**Entries provided:**
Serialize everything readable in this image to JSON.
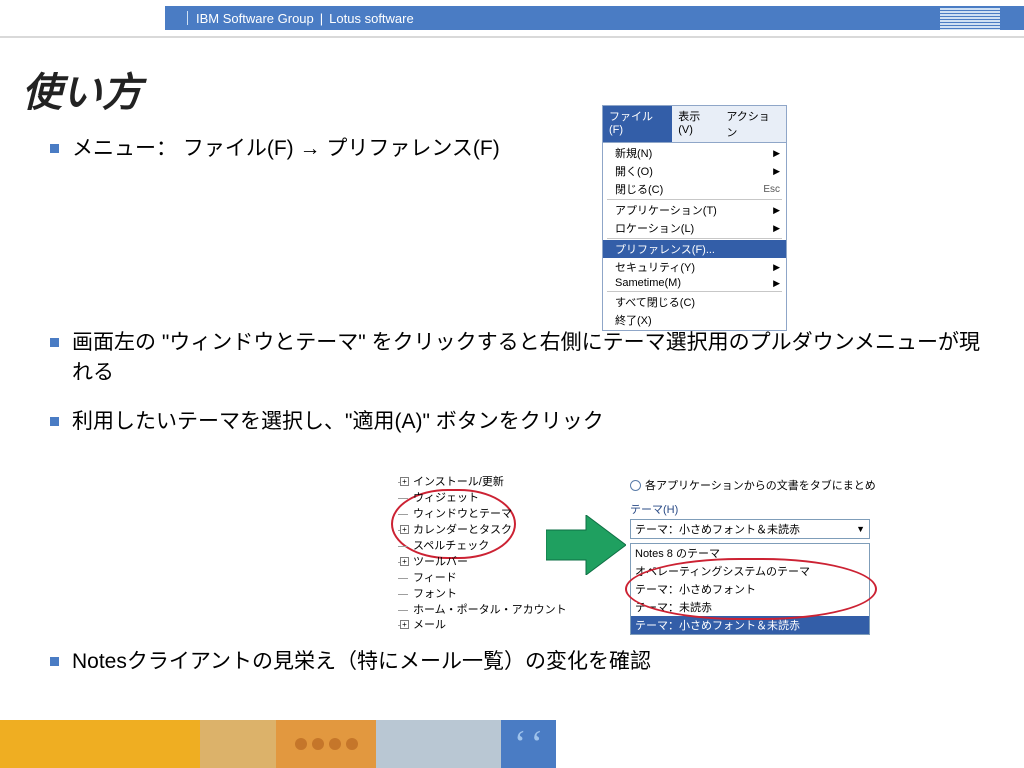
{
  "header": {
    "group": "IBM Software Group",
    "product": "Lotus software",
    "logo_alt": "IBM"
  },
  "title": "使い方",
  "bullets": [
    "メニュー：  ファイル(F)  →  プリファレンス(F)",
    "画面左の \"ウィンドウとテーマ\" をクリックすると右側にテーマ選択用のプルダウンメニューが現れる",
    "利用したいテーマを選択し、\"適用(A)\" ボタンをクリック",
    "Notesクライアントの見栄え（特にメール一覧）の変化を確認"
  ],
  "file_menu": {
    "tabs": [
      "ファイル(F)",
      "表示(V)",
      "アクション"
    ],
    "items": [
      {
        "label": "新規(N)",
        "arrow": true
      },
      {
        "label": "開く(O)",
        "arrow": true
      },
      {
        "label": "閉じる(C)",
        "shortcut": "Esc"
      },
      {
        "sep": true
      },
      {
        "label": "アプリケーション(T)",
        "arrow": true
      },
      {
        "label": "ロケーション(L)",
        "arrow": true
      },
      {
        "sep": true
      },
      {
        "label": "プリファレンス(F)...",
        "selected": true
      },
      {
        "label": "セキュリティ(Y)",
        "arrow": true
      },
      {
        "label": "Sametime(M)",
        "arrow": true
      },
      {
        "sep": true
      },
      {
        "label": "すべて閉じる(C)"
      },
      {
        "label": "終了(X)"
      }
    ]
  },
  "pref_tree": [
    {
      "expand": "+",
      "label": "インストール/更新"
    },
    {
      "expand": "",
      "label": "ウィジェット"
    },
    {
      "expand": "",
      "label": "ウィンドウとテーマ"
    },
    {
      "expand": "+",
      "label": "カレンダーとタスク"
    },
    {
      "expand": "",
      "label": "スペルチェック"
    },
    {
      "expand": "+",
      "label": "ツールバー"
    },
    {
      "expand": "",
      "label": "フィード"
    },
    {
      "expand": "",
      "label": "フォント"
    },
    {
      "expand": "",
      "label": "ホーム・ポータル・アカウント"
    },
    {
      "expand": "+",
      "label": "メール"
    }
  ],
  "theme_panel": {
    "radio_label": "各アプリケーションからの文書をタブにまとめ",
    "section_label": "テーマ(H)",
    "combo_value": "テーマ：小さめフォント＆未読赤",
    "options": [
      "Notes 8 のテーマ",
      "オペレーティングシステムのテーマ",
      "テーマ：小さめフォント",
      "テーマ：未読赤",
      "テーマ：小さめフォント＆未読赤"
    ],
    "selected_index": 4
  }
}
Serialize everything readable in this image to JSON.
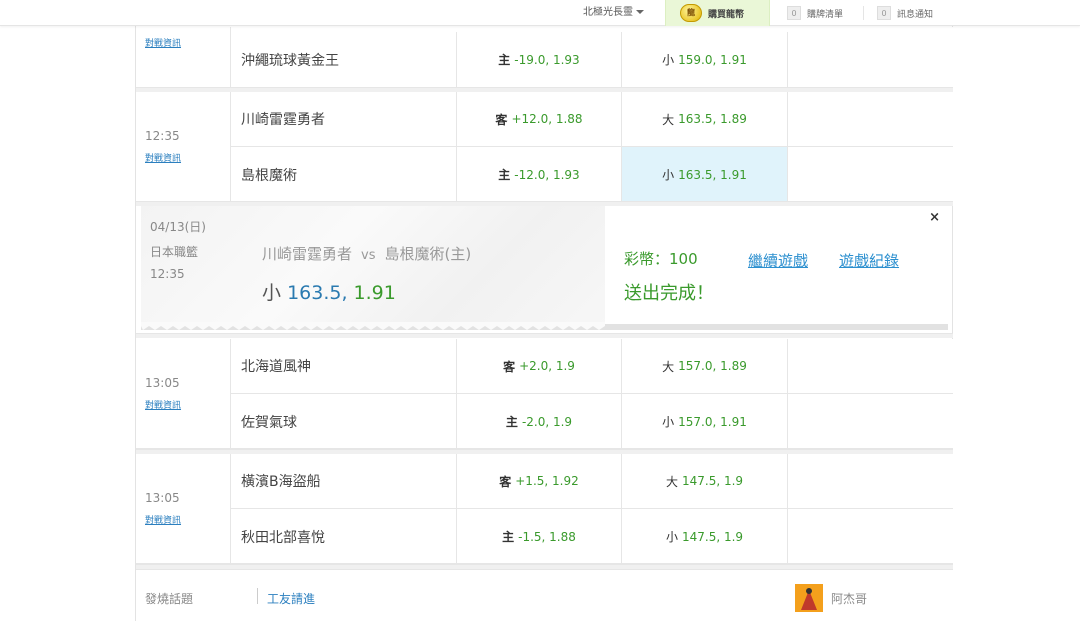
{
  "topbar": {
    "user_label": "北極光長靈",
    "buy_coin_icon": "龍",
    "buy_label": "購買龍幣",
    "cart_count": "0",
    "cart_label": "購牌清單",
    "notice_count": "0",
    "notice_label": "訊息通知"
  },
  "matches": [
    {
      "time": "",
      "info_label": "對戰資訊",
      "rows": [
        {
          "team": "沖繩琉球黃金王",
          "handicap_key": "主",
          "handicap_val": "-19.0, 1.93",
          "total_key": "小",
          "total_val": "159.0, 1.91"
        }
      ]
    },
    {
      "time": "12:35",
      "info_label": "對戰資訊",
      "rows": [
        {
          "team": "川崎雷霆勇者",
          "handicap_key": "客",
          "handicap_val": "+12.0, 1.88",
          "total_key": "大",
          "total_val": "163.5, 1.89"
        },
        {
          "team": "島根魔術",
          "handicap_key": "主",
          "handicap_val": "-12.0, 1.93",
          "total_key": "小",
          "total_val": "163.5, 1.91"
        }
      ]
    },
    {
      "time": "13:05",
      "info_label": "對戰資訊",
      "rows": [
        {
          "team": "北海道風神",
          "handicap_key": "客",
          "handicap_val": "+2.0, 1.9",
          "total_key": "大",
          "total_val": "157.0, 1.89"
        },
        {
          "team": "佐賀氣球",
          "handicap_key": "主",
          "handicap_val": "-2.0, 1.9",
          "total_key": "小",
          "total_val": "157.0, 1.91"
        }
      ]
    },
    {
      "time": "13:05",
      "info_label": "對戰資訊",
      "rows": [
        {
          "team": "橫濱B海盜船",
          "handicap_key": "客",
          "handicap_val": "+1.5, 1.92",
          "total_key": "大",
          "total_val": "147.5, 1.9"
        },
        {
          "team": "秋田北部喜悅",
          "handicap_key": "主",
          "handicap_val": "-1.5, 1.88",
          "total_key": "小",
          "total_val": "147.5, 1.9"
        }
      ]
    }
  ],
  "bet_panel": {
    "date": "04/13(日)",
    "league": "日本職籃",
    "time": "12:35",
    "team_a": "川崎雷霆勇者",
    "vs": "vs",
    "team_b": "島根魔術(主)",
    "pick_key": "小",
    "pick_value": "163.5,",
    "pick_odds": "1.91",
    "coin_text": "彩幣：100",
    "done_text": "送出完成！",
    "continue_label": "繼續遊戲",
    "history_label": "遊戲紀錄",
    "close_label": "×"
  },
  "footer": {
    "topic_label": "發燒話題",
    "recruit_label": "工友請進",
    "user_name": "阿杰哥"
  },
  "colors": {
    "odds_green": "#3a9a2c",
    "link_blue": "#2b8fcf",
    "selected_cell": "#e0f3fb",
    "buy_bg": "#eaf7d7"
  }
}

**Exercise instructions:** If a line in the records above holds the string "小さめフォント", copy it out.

**Solved exercise:**
    "combo_value": "テーマ：小さめフォント＆未読赤",
      "テーマ：小さめフォント",
      "テーマ：小さめフォント＆未読赤"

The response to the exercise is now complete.